Commercial Division Blog
Court Dismisses Action to Dissolve LLC in Light of High Burden for LLC Dissolution Actions
On August 15, 2018, Justice Scarpulla issued a decision in Yu v. Guard Hill Estates, LLC, 2018 NY Slip Op. 32008(U), dismissing an action to dissolve an LLC in light of the high burden for dissolving an LLC, explaining:
Limited Liability Company Law section 702 provides that dissolution of a limited liability corporation may be ordered when it has been proven that it is not reasonably practicable to carry on the business in conformity with the articles of organization or operating agreement. A party seeking dissolution must establish that the management of the equity is unable or unwilling to reasonably permit or promote the stated purpose of the entity to be realized or achieved or that continuing the entity is financially unfeasible.
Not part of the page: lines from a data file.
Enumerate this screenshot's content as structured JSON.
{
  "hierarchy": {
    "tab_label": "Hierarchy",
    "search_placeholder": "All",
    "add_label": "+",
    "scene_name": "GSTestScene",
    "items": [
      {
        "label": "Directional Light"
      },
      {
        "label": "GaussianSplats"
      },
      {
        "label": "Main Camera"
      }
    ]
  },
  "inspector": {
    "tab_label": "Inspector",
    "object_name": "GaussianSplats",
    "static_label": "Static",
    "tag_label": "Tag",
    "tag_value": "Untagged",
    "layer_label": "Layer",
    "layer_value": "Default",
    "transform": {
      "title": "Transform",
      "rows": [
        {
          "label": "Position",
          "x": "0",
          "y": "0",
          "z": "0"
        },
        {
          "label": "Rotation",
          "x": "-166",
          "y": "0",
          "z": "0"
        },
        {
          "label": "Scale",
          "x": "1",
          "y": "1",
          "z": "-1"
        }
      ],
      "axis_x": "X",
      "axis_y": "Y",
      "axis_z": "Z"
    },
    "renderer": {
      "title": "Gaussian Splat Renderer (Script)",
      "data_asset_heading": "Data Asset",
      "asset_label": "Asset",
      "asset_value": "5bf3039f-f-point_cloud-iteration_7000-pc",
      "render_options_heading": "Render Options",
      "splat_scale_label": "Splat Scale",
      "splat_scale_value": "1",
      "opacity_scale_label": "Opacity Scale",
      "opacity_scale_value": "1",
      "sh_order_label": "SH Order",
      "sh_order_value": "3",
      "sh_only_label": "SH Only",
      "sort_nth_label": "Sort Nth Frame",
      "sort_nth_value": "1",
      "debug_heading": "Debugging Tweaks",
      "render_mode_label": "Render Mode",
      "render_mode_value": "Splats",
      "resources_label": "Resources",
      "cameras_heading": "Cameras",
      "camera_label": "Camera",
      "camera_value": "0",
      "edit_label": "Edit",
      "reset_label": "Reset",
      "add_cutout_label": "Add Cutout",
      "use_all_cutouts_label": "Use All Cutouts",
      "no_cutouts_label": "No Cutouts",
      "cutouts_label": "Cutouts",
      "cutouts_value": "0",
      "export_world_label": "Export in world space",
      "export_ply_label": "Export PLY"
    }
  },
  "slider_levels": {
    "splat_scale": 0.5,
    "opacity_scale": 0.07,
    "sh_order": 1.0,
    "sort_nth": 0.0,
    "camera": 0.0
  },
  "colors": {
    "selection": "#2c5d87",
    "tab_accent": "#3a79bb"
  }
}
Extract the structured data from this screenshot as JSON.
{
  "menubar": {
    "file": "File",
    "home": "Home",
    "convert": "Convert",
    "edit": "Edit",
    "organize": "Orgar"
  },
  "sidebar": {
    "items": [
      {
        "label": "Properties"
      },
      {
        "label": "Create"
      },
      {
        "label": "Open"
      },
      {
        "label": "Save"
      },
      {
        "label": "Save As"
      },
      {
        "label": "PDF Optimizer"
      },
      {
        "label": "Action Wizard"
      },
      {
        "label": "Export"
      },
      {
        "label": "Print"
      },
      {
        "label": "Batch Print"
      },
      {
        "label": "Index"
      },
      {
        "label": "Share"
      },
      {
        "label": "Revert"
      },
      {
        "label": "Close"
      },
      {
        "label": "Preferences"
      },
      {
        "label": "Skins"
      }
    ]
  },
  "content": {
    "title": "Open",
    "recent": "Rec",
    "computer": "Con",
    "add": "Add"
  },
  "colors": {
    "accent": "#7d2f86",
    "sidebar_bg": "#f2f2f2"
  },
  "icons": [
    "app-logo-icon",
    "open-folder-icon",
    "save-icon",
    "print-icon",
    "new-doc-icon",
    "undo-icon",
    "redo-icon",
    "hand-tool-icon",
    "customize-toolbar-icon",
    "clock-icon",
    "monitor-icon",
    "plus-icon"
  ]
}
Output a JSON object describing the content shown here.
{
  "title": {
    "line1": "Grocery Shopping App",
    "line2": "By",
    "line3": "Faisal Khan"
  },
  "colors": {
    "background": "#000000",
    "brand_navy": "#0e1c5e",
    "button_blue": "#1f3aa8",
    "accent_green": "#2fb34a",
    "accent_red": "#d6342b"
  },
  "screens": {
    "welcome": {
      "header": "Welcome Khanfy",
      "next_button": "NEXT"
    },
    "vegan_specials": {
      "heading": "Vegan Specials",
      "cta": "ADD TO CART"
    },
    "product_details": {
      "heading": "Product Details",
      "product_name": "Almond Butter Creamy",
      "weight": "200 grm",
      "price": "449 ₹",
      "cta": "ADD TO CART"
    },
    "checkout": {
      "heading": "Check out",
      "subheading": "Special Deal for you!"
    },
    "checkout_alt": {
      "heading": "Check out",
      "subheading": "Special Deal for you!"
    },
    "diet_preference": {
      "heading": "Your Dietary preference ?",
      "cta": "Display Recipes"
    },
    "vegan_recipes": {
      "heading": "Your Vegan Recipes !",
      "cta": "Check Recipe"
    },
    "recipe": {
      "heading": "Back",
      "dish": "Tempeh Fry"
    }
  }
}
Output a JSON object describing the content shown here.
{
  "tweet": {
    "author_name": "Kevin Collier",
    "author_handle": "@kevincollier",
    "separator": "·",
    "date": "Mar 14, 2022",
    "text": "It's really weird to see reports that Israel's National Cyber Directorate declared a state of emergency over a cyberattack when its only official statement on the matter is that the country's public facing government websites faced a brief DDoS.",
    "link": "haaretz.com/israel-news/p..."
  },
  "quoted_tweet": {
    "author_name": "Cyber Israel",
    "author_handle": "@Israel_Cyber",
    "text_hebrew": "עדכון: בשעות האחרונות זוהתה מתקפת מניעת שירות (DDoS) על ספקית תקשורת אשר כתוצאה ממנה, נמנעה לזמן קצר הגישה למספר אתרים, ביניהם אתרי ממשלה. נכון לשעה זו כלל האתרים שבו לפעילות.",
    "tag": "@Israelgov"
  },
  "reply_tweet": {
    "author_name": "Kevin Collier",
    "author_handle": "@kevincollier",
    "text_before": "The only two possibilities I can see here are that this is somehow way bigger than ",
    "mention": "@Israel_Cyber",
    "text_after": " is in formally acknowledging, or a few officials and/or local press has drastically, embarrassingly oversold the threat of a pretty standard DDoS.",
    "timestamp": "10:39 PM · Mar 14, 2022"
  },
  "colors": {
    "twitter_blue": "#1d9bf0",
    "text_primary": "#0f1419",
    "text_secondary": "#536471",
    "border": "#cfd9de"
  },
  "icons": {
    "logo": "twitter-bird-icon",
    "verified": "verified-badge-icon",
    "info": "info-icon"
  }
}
Patrick argues that the actions taken by the defendants regarding Guard Hill and 33 East demonstrate the defendants' unwillingness and failure to promote the purpose of the entities, and that the continued operation of Guard Hill and 33 East is financially unfeasible. He maintains that the LLCs have been used, instead, as tools to further the Yu family's personal vendetta against Patrick.
The operating agreement for Guard Hill provides that the Company is formed for the purpose of acquiring a remainder interest in the premises located at 713 Guard Hill Road, Bedford, New York and engaging in any other lawful act or activity for which limited liability companies may be formed under the LLCL and engaging in any and all activities necessary or incidental to the foregoing. 33 East's stated purpose is acquiring, owning, operating, financing, managing and developing the premises located at 33 East 38th Street, New York, New York and engaging in any other lawful act or activity for which LLCs may be formed under the LLCL and engaging in any and all activities necessary or incidental to the foregoing.
Given the broad language in the operating agreements, Patrick has failed sufficiently to plead the requisite grounds for dissolution of the LLCs in his complaint. He does not adequately allege that the LLCs are not operating in a manner within the contemplation of their purposes and objectives as defined in their respective operating agreements, or that continuing their operation would be financially unfeasible. He provides no factual support or basis which would support an allegation that the individual defendants are unable or unwilling to promote the purpose of the LLCs or that it is not reasonably practicable to carry on the business of the LLCs in conformity with the operating agreements.
While Patrick complains that his family members have been engaged in certain activities to further their personal "vendetta" against him, his unflattering characterization of his family's actions is not sufficient to support a cause of action that his family has abandoned the purpose of the LLCs and/or rendered the operation of the LLCs financially unfeasible.
(Internal quotations and citations omitted) (emphasis added).
This decision relates to a significant part of our practice: business divorce (a break-up between the owners of a closely-held business). Contact Schlam Stone & Dolan partner John Lundin at email@example.com if you or a client have questions regarding a business divorce.